A new wave of crime swept the country at the turn of the 1980-1990-s, and the crime is unusual, with which the Soviet police had not previously encountered. There were powerful organized criminal groups, mafia structures that had strong connections at the very top of the same law enforcement agencies. It was very difficult to resist organized crime, especially since there were temptations for the police officers themselves. It was during this period that many negative stereotypes about employees of the internal affairs agencies, their wholesale corruption, were fixed in the public consciousness. Although in the 1990-s, many police officers not only honestly carried out their service, but died in clashes with criminals, defending the life and tranquility of ordinary citizens.
At the end of 1980's police special forces were also formed, first of all - the legendary Special Purpose Police Unit (OMON), then a Special Rapid Response Unit (SOBR), which would have to solve difficult and dangerous tasks of police and anti-terrorist operations. Today it is difficult to imagine a law enforcement system without police special forces (although not so long ago they were transferred from the system of the Ministry of Internal Affairs to the system of the Federal Service of National Guard troops).
In the period of the collapse of the Soviet Union, many “hot spots” appeared, in which a huge number of Russian police officers also passed through. It is impossible to underestimate the contribution of the Russian police / police in the fight against terrorism in the North Caucasus, and then in other regions of the country. Thousands of Russian police officers, both riot policemen and sobrovtsev, and representatives of more "peaceful" police professions, including district police officers and juvenile inspectors, passed through the "meat grinder" of two Chechen wars. 1990-e - 2000-e years gave the Russian police a lot of these heroes. Unfortunately, many of them received their well-deserved rewards posthumously.
Service in the internal affairs bodies is a hard and dangerous work. But citizens, due to a number of factors, the police, and then the police, are perceived ambiguously. Many judge according to their experience of conflicts with law enforcement officers at the “everyday level” - they cursed with a traffic cop, here the policeman does not respond to complaints. Others are impressed by the media publications, which, I must say, are very unfavorable towards the Russian police. Of course, there are many problems in the “system” and the police themselves know much more about them than outsiders. Personnel turnover, low qualifications, corruption and cronyism, an elementary unwillingness to work - all this, unfortunately, is present in the Russian law enforcement system, as well as in all other spheres of public life. However, when some problems arise, the first thing people do is flee to them - to the police.

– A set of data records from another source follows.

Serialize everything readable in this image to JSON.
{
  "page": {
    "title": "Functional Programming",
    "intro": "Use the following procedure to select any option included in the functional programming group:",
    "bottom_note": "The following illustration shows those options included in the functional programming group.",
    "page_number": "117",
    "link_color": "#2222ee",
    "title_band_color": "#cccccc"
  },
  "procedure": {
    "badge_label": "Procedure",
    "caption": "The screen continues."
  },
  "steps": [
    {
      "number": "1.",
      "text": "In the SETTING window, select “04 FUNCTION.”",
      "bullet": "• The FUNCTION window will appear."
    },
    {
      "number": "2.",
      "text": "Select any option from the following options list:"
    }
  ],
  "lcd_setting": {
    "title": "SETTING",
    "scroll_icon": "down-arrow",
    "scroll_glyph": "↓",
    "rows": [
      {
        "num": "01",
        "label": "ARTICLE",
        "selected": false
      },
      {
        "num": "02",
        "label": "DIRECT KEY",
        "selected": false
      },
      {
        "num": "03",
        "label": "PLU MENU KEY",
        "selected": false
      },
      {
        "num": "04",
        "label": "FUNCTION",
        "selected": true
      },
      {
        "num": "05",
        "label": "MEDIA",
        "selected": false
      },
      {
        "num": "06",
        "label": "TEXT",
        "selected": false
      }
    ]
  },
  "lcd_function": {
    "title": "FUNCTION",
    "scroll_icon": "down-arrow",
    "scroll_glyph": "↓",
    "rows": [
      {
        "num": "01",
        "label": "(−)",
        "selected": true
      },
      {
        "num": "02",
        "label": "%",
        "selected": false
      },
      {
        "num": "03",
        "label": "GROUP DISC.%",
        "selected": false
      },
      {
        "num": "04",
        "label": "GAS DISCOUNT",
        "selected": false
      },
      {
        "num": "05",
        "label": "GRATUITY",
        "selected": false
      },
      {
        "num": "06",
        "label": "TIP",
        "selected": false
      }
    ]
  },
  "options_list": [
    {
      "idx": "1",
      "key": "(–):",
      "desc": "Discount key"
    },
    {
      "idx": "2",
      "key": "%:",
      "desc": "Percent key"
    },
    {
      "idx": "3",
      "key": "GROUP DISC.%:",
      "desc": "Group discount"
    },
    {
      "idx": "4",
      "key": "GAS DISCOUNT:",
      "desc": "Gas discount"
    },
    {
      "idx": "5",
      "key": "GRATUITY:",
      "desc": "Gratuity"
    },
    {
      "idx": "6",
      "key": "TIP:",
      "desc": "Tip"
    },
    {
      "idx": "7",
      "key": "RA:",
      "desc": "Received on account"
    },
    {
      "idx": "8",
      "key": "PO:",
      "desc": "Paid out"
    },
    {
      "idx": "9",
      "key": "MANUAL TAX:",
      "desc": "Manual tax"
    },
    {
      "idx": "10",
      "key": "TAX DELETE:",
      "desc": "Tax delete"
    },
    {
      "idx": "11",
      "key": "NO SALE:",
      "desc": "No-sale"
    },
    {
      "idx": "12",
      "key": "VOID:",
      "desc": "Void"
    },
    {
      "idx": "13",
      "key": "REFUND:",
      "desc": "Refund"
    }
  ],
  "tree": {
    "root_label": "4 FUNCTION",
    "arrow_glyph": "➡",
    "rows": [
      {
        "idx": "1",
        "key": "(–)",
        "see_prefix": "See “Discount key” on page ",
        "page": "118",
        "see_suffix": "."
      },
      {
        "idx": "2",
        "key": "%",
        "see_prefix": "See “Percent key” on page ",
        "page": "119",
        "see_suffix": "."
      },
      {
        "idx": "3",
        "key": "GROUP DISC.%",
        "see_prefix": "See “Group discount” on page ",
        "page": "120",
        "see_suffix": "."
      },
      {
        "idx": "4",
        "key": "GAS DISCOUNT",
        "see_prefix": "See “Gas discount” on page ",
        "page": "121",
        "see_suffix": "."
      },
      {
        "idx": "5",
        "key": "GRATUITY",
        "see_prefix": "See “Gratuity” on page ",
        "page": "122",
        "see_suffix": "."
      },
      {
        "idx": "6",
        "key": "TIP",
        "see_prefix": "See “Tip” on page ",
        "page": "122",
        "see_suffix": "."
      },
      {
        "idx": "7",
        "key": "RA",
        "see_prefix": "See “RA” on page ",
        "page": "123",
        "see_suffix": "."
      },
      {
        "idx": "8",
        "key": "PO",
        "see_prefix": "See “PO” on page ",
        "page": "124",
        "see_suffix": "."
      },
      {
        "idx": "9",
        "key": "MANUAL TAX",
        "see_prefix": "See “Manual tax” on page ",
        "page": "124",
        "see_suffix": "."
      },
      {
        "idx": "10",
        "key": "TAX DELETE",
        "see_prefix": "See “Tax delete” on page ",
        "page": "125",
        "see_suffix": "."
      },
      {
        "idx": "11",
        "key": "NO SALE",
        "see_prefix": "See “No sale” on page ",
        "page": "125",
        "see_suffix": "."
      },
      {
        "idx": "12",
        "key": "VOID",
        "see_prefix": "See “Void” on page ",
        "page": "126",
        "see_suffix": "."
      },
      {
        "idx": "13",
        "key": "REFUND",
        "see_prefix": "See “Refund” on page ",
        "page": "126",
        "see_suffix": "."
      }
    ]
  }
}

On the Day of the Internal Affairs Officer, which for the people remains the “Police Day”, all former and current police officers and policemen “Military Observation” wishes all the best, and most importantly - health and success in the difficult, but so necessary, country and people service.